Install and Setup
If you're thinking about engineering the next big dotcom application then you should seriously consider using Go!!
The Go Programming Language is without doubt one of the hottest languages to learn, particularly in this cloud native era. More and more companies are adopting Go to engineer highly performant, stable and maintainable applications. Popular projects such as Docker, Kubernetes, Terraform, Etcd, Istio, InfluxDB have all been built successfully using Go!!
This introductory level training course is designed to bring you quickly up to speed with the many key features that the Go programming language provides. You'll also learn how to setup your own Go development environment - consisting of the Go toolchain, Visual Studio Code, and several related Go based extensions - all to ensure that you are able to be productive writing your own source code.
We’d love to get your feedback on this course, so please give it a rating when you’re finished. If you have any queries or suggestions, please contact us at firstname.lastname@example.org.
By completing this course, you will:
- Learn about what makes Go a great language
- Learn how to install the Go toolchain
- Learn how to setup Visual Studio Code to edit and debug Go programs
- Learn how to work with the Go Playground to test and run snippets of Go code
- Learn and understand the basic Go language syntax and features
- Learn how to use the Go tool chain commands to compile, test, and manage Go code
- And finally, you’ll learn how to work with and manage Go modules for module dependency management
This course is intended for:
- Anyone interested in learning the Go Programming Language
- Software Developers interested in using Go to compile and test Go based applications
- DevOps practitioners looking to learn about Go to support Go based applications
To get the most from this course, you should have at least:
- A basic understanding of software development and the software development life cycle
All sample Go source code as used and demonstrated within this course can be found here:

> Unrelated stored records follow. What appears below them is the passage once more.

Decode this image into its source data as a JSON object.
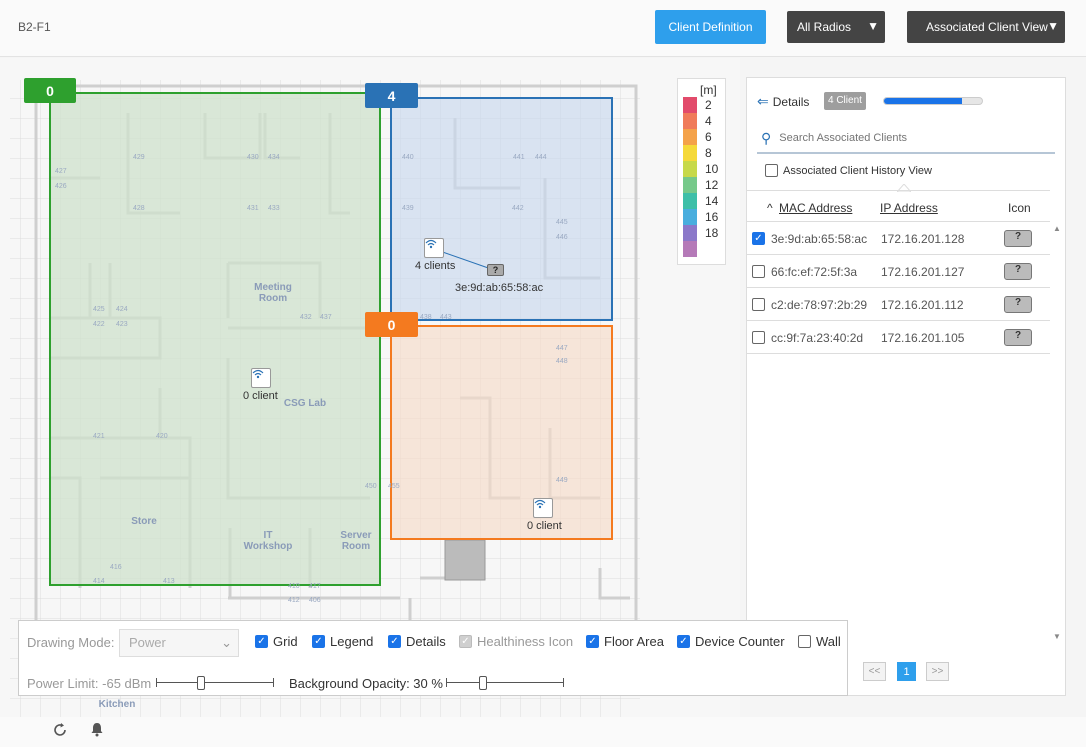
{
  "header": {
    "floor_name": "B2-F1",
    "client_definition_label": "Client Definition",
    "radios_label": "All Radios",
    "view_label": "Associated Client View"
  },
  "map": {
    "areas": [
      {
        "count": "0",
        "color": "#2ea02e"
      },
      {
        "count": "4",
        "color": "#2a72b5"
      },
      {
        "count": "0",
        "color": "#f47a1f"
      }
    ],
    "aps": [
      {
        "label": "0 client"
      },
      {
        "label": "4 clients"
      },
      {
        "label": "0 client"
      }
    ],
    "client_mac": "3e:9d:ab:65:58:ac",
    "rooms": {
      "meeting": "Meeting Room",
      "csg_lab": "CSG Lab",
      "store": "Store",
      "it_workshop": "IT Workshop",
      "server_room": "Server Room",
      "kitchen": "Kitchen"
    },
    "room_numbers": [
      "427",
      "426",
      "429",
      "430",
      "434",
      "428",
      "431",
      "433",
      "440",
      "441",
      "444",
      "439",
      "442",
      "445",
      "446",
      "425",
      "424",
      "422",
      "423",
      "432",
      "437",
      "438",
      "443",
      "447",
      "448",
      "421",
      "420",
      "450",
      "455",
      "449",
      "416",
      "414",
      "413",
      "412",
      "406",
      "410",
      "417"
    ]
  },
  "legend": {
    "unit": "[m]",
    "items": [
      {
        "value": "2",
        "color": "#e24b6b"
      },
      {
        "value": "4",
        "color": "#f07b5a"
      },
      {
        "value": "6",
        "color": "#f4a24a"
      },
      {
        "value": "8",
        "color": "#f5d93a"
      },
      {
        "value": "10",
        "color": "#c7d94a"
      },
      {
        "value": "12",
        "color": "#76c98a"
      },
      {
        "value": "14",
        "color": "#3dbfa8"
      },
      {
        "value": "16",
        "color": "#49aede"
      },
      {
        "value": "18",
        "color": "#8b78c9"
      },
      {
        "value": "",
        "color": "#b57ab8"
      }
    ]
  },
  "panel": {
    "details_label": "Details",
    "client_count": "4 Client",
    "progress": 0.8,
    "search_placeholder": "Search Associated Clients",
    "history_label": "Associated Client History View",
    "columns": {
      "mac": "MAC Address",
      "ip": "IP Address",
      "icon": "Icon"
    },
    "clients": [
      {
        "mac": "3e:9d:ab:65:58:ac",
        "ip": "172.16.201.128",
        "checked": true
      },
      {
        "mac": "66:fc:ef:72:5f:3a",
        "ip": "172.16.201.127",
        "checked": false
      },
      {
        "mac": "c2:de:78:97:2b:29",
        "ip": "172.16.201.112",
        "checked": false
      },
      {
        "mac": "cc:9f:7a:23:40:2d",
        "ip": "172.16.201.105",
        "checked": false
      }
    ],
    "pager": {
      "prev": "<<",
      "page": "1",
      "next": ">>"
    }
  },
  "toolbar": {
    "drawing_mode_label": "Drawing Mode:",
    "drawing_mode_value": "Power",
    "checkboxes": [
      {
        "label": "Grid",
        "checked": true
      },
      {
        "label": "Legend",
        "checked": true
      },
      {
        "label": "Details",
        "checked": true
      },
      {
        "label": "Healthiness Icon",
        "checked": true,
        "disabled": true
      },
      {
        "label": "Floor Area",
        "checked": true
      },
      {
        "label": "Device Counter",
        "checked": true
      },
      {
        "label": "Wall",
        "checked": false
      }
    ],
    "power_limit_label": "Power Limit: -65 dBm",
    "power_limit_level": 0.37,
    "opacity_label": "Background Opacity: 30 %",
    "opacity_level": 0.3
  },
  "footer": {
    "refresh_icon": "refresh-icon",
    "bell_icon": "bell-icon"
  }
}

- [Jeremy Cook] Slices build on the capabilities of arrays with their point of difference being that they are resizable which means you can expand and contract them at runtime. In fact because of this additional flexibility, you will more likely see slices being used and implemented than arrays. Declaring a slice can be performed one of three ways.
The first way is to declare a slice in very much the same way as you would an array with the exception being omitting the size as can be seen on line seven.
The second way to declare a slice is to do so by taking a slice of another array or slice as shown on line eight.
The third and final way to declare a slice is to do so by using the make function. The make function takes three input parameters, the type of the slice, the length of the slice, and the capacity of the slice. This is demonstrated on line nine. Line 16 resizes slice3 by reassigning it to a slice of slice1. Line 21 demonstrates how to use the append function to add additional elements to slice1. Line 24 demonstrates how to do the same thing, but where a slice literal is passed in as the second argument to the append function and instructed to be unpacked using the three ellipses. Lines 27 and 28 show how to use the copy function to copy one slice into another. Running this example produces the following output.
In summary, you've just observed that slices build on the capabilities of arrays with their main point of difference being that they are resizable, that it is more likely to see slices in Go source code than it is to see arrays, and that there are three different ways in which slices can be created.
Jeremy is the DevOps Content Lead at Cloud Academy where he specializes in developing technical training documentation for DevOps.
He has a strong background in software engineering, and has been coding with various languages, frameworks, and systems for the past 20+ years. In recent times, Jeremy has been focused on DevOps, Cloud, Security, and Machine Learning.
Jeremy holds professional certifications for both the AWS and GCP cloud platforms.